=== Exercise details ===
Which lines below hold the word "user"? Copy all of them.

=== Supplied records ===
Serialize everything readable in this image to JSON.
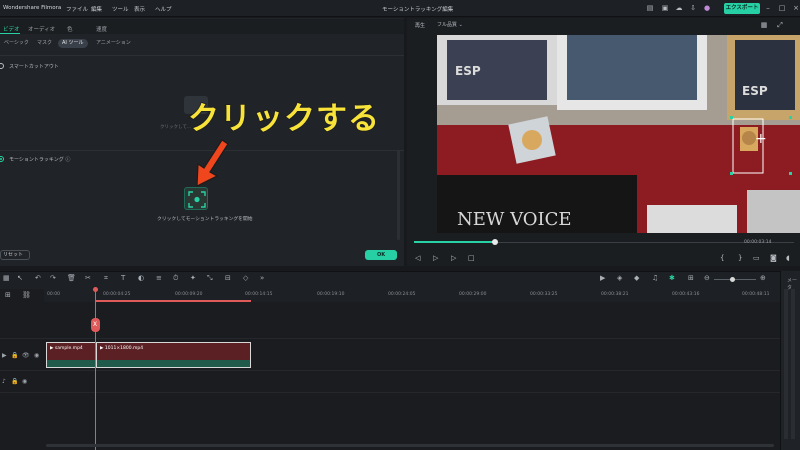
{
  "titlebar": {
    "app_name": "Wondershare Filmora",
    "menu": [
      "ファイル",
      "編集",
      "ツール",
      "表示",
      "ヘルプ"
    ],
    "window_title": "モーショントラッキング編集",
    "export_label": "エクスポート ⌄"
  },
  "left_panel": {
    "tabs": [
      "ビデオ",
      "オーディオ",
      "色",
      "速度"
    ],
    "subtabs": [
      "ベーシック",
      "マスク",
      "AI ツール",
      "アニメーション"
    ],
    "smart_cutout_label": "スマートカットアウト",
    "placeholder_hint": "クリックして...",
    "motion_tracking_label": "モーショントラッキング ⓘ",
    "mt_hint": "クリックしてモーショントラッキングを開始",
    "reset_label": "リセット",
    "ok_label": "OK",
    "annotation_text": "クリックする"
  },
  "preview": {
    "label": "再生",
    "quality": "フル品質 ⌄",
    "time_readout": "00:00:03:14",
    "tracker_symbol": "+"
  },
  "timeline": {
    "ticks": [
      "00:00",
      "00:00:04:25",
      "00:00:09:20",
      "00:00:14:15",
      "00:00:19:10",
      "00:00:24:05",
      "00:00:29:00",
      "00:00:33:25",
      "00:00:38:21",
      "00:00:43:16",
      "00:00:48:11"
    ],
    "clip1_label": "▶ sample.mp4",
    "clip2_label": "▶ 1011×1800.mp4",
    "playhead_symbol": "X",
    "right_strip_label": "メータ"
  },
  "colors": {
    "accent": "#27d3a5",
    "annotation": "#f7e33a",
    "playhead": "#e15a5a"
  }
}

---

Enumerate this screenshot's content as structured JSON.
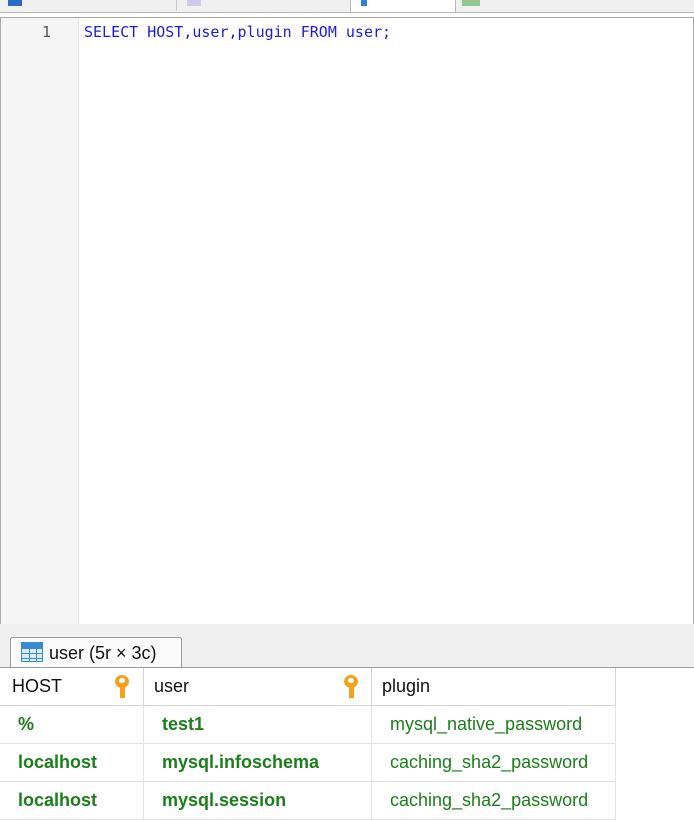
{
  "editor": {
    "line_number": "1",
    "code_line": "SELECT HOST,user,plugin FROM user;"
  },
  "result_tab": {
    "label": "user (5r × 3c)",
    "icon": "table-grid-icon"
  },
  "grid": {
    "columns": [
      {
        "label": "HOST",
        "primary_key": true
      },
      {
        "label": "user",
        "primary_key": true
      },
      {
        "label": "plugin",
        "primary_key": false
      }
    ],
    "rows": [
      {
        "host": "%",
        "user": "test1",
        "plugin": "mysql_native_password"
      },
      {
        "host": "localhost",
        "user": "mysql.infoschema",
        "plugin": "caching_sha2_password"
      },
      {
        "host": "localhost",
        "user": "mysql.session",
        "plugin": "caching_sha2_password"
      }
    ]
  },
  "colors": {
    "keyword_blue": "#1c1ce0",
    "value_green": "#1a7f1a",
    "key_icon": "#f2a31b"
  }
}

=== Response area ===
    "code_line": "SELECT HOST,user,plugin FROM user;"
    "label": "user (5r × 3c)",
        "label": "user",
        "user": "test1",
        "user": "mysql.infoschema",
        "user": "mysql.session",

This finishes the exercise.